We got in the car to head home, only to find that the battery was dead! I noticed my initial thought, “Oh no! This is bad!” Then I switched my focus and told myself it wasn’t a big deal. We soon found someone to help us jump the battery and we were on our way.
This is a recent example of my internal Judge at work. In my Positive Intelligence training, I’ve been learning how we all pass judgment on ourselves, others, and situations. Judging is a normal survival instinct, yet these kinds of thoughts bring us down and hold us back. So what can we do?
The last three steps in my “Immunity to Negativity Formula” are Pause, Notice, Choose. The idea is to get better at noticing when our Judge is at work and to choose a different thought. Yet isn’t that judging our thoughts?
This is where the difference between discernment and judging comes into play. One way to think about the difference is that judging brings on negative thoughts and emotions. On the other hand, discernment acknowledges the situation without labeling something, someone, or ourselves as bad. Instead, we can use empathy or curiosity to decide how to respond. We can also look for what we can learn; about ourselves, about others, about what we’d do differently in the future. The result is a more neutral or even positive feeling.
For example, my judge told me that the dead battery was a bad situation, which made me feel frustrated. But when I paused and noticed my reaction, I could acknowledge my survival instinct at work without labeling it or the dead battery as “bad.” Then I could choose to realize it was easily fixable and remain calm.

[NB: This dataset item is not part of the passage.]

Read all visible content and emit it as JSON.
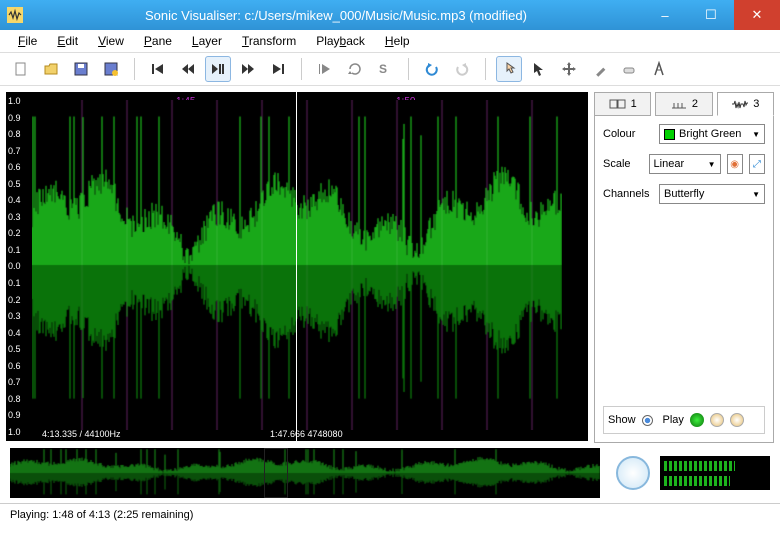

As you practice pausing, noticing, and choosing this week, remember it’s not about judging your thoughts as bad. Instead, shift to discernment and acknowledge your judge when you hear it in your head. Then, instead of letting it control you, choose a response that comes from kindness, empathy, or curiosity.